## Dataset entries
<<<<

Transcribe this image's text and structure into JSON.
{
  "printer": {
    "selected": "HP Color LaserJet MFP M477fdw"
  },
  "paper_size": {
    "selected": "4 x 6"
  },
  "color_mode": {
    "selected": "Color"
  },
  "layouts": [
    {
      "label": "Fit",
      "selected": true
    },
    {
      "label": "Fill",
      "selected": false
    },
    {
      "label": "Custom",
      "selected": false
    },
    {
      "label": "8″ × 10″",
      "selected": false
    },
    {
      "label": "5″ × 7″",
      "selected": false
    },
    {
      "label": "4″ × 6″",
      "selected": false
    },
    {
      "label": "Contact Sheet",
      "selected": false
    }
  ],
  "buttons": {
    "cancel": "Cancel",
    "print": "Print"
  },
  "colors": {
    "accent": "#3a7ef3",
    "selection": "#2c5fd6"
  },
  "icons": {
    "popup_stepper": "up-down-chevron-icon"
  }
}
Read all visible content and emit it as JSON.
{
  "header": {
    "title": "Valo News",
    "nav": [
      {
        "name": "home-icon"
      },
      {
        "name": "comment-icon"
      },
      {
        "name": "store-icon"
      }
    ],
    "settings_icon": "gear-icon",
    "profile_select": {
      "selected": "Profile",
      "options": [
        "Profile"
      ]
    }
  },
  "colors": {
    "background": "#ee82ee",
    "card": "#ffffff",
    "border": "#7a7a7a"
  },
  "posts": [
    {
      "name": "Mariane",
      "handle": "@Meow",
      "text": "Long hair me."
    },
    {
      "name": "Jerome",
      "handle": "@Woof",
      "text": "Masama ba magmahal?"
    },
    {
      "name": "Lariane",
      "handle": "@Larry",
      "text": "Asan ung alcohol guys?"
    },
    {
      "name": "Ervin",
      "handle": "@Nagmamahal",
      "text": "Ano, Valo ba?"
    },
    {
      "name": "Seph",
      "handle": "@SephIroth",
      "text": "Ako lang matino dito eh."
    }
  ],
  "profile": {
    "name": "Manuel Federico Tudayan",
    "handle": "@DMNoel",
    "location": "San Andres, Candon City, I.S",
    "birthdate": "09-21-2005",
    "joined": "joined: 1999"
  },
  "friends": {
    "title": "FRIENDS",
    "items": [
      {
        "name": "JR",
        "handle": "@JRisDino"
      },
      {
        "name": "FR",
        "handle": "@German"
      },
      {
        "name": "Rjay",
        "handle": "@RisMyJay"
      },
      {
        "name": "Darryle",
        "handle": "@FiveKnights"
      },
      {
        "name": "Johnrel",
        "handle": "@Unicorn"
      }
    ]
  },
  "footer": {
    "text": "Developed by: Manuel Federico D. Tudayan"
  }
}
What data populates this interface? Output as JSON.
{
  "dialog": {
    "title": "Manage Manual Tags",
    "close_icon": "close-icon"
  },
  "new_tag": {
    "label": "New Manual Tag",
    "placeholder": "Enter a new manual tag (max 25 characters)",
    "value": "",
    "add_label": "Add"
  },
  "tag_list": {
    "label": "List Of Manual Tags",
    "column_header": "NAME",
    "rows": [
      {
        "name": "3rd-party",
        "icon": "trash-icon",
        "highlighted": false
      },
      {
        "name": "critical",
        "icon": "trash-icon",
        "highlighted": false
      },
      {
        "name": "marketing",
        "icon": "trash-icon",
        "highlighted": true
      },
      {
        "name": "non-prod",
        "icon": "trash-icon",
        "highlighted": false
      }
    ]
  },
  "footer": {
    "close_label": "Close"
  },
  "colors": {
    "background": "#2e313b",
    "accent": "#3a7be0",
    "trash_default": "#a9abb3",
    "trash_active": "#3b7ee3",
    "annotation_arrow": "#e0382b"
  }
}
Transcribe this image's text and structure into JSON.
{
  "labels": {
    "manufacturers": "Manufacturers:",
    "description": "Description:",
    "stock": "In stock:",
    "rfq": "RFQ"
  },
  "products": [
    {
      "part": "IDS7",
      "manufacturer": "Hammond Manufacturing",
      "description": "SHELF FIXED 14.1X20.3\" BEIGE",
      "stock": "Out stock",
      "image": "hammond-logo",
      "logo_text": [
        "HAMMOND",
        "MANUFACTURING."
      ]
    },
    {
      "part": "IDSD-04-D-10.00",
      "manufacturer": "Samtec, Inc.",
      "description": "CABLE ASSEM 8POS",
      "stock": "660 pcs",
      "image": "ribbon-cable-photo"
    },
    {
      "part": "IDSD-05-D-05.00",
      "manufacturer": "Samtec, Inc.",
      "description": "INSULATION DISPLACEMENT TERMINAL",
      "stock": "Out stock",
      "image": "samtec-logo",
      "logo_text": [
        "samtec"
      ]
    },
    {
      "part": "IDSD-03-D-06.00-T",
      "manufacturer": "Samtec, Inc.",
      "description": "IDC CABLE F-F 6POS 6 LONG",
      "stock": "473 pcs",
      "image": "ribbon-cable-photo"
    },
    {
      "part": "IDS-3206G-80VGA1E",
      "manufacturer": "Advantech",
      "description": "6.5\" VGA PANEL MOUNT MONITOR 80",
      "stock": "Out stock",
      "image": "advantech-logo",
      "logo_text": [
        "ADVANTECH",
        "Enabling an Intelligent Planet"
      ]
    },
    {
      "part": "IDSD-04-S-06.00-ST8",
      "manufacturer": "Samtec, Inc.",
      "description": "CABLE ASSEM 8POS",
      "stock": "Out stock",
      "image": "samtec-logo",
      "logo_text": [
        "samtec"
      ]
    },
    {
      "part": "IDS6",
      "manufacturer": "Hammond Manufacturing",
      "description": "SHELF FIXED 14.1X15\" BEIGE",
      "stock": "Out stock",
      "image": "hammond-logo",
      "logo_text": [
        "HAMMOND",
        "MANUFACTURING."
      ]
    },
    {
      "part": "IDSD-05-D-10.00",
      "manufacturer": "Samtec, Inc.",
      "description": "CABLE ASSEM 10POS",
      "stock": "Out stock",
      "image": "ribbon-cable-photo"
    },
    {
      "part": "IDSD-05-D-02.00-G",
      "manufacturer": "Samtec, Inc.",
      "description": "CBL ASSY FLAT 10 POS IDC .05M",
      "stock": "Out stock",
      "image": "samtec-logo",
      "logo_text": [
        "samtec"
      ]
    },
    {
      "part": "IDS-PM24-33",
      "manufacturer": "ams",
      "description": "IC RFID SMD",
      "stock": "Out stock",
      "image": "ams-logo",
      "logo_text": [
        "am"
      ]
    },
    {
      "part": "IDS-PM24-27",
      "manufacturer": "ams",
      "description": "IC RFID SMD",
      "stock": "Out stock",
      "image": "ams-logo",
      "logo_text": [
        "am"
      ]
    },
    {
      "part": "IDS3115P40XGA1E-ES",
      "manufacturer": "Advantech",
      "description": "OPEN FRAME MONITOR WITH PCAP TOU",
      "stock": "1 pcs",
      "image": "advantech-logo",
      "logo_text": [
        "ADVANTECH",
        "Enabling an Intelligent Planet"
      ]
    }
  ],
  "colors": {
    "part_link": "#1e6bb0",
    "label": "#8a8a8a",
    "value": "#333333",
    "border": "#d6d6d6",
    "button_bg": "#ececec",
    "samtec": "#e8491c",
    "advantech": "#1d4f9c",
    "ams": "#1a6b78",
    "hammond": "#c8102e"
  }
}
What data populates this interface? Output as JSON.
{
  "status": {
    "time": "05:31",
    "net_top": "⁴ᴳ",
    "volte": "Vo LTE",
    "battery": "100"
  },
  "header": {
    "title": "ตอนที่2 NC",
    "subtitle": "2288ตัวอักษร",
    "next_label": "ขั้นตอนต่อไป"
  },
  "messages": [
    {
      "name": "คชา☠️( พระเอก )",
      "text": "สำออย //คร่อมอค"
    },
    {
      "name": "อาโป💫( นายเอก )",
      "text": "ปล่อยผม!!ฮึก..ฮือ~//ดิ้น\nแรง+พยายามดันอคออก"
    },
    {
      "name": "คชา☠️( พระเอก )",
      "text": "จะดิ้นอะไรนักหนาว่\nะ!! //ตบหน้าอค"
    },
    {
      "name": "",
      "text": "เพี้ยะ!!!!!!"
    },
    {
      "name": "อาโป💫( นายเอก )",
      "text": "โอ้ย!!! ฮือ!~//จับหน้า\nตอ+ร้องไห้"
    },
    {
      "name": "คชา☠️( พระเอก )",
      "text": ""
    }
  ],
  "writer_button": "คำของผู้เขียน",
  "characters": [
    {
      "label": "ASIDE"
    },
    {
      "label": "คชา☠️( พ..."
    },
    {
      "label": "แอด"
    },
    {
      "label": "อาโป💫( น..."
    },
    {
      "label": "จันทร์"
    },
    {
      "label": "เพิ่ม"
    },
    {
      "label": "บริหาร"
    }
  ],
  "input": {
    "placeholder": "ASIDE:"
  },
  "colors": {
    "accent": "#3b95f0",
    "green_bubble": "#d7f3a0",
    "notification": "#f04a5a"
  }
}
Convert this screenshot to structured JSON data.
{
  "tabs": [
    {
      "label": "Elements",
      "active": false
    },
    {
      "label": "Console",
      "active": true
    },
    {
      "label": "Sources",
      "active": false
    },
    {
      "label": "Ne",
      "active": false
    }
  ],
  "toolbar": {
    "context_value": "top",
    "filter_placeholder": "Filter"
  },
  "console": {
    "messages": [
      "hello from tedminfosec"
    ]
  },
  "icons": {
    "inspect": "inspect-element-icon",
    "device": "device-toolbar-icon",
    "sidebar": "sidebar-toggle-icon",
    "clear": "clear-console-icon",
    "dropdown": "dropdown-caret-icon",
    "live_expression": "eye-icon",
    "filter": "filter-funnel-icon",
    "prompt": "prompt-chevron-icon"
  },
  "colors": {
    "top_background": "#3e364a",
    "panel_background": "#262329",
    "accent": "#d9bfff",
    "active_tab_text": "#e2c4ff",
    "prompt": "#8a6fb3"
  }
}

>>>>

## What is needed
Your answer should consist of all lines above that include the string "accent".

## Response
    "accent": "#3a7ef3",
    "accent": "#3a7be0",
    "accent": "#3b95f0",
    "accent": "#d9bfff",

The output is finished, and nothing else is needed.